Wednesday’s News at a glance:
Consumer Advocates for Smoke-Free Alternatives Association (CASAA)
A January 2020 poll by Morning Consult of 2,200 adults found that 66% mistakenly believe that nicotine e-cigarettes are the cause of the EVALI outbreak. Despite the fact that the CDC announced January 16, 2020 that the strongest link to the outbreak was illicit THC vapor products tainted with vitamin E acetate, the number of adults who believe nicotine products are the cause has risen 8 percentage points since the height of the outbreak in September 2019. Here’s what you need to know about EVALI.
Jim McDonald, Vaping 360
Most Americans believe nicotine vaping products caused of the recent vaping-related lung injuries that have killed 60 people and hospitalized more than 2,700 others. According to a recent Morning Consult poll, just 28 percent of the public understands that illicit adulterated THC vape cartridges are responsible for the injuries, and not nicotine products.
The poll, released last week, measured the beliefs of 2,200 adults during the last week of January. Morning Consult did a similar poll last September, just as the lung injury outbreak was beginning to peak. Both polls have a two percent margin of error.
THREE from Dave Cross, Planet Of The Vapes
The New Nicotine Alliance (NNA) has written to the Rt Hon Matt Hancock MP, Secretary of State for Health, on the subject of non-tobacco nicotine pouches. Britain’s nicotine consumer charity is keen to engage with the government to inform and educate officials about its tobacco harm reduction potential.
The Food and Drug Administration (FDA) has been trying and failing to regulate alternative nicotine products like vaping for years. According to documents released yesterday, it looks as though time is possibly up for the agency. Plans to set up a new dedicated tobacco products agency forms part of the Trump Administration’s budget proposals for 2020.

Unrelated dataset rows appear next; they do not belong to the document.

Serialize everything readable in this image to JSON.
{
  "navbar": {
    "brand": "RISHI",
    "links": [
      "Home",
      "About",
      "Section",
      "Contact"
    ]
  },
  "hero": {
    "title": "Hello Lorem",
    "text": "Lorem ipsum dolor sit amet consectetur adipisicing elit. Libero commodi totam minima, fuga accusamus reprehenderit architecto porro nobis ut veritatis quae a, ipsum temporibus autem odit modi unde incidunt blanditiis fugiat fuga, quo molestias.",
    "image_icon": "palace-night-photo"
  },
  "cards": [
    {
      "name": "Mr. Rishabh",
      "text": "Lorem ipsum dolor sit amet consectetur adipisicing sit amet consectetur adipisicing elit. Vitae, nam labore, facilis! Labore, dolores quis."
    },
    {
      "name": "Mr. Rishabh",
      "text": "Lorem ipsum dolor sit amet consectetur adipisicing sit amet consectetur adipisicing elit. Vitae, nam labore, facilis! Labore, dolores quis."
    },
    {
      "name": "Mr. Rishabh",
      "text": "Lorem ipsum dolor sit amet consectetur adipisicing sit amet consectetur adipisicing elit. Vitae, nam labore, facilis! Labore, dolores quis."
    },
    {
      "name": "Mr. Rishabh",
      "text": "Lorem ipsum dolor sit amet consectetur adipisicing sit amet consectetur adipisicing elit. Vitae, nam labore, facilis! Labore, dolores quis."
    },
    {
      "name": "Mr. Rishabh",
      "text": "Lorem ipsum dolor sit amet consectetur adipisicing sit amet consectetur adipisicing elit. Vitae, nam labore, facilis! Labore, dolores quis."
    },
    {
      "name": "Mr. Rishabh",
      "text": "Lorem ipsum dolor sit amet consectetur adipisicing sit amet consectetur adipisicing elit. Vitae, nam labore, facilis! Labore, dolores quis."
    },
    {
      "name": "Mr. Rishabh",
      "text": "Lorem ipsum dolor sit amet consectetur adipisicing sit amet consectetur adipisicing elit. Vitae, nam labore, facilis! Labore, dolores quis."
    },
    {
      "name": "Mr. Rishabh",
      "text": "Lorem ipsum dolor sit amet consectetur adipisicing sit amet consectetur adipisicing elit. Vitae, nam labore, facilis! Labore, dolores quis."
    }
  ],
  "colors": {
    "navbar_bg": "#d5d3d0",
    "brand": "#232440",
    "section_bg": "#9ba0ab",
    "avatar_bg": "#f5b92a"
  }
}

A video on The Economist’s YouTube channel contains Professor Robert West and the message that “E-cigarettes could be a game changer in public health helping millions of people quit smoking”. It marks a stark contrast to outlier Martin McKee’s nonsense being regurgitated by the Sunday Times.
Barney Cotton, Business Leader
Despite Brexit, from 20th May 2020, The EU revised Tobacco Products Directive (2014/40/EU) will make it an offence to produce and sell products that allow consumers to modify the smell and taste of tobacco products. This will include:
- Menthol cigarettes
- Skinny cigarettes
- Flavoured tobacco
- Flavoured rolling papers
- Flavoured filters or capsules
Brian P. Dunleavy, UPI
Policies designed to discourage vaping may have unintended consequences — namely, encouraging other forms of tobacco use — a new study has found.
In an analysis posted online Monday by the National Bureau of Economic Research, the authors conclude that raising taxes on e-cigarettes, or vaping devices, as a disincentive to consumers may drive people to purchase more traditional cigarettes.
Kelly Phillips Erb, Forbes
Sin taxes are excise taxes imposed on goods or behaviors – like booze and cigarettes – that lawmakers deem harmful. In addition to raising revenue, the idea is that bumping taxes high enough should trigger a slowdown in the behavior. But what happens if taxpayers simply exchange the “sinful” behavior – not for a “better” response – but for another bad behavior? That’s precisely what a new study funded by the National Institutes of Health suggests: raising taxes on e-cigarettes in an attempt to curb vaping may cause people to purchase more traditional cigarettes.
A look back at how things have moved on or otherwise….
Lee Johnson, Vaping 360
Before vaping came along, quitting smoking wasn’t a particularly exciting thing to do. Most smokers tried to quit “cold turkey,” with no support whatsoever. The few that opted for additional support tended to go with nicotine replacement therapy products like patches and gums, or pharmaceuticals like Chantix.
For cold-turkey quitters, the low success rates and general difficulty meant it was often a disheartening experience. After a few days of itching for a cigarette, “I’ll just have one…” turns back into a pack a day pretty quickly….
Lee Johnson, Vaping 360
Vaping is much safer than smoking. Along with the Royal College of Physicians and Public Health England, the National Academies of Sciences, Engineering, and Medicine recently released a report saying it too. We aren’t at the point where we can be absolutely certain about the precise level of risk, but the evidence is quite clear that vaping is substantially safer than smoking.
So why doesn’t the public know it? Research from the U.S. and the U.K. shows that most people don’t know that vaping is safer than smoking. Even more troubling, the perceptions of risk are moving in the wrong direction.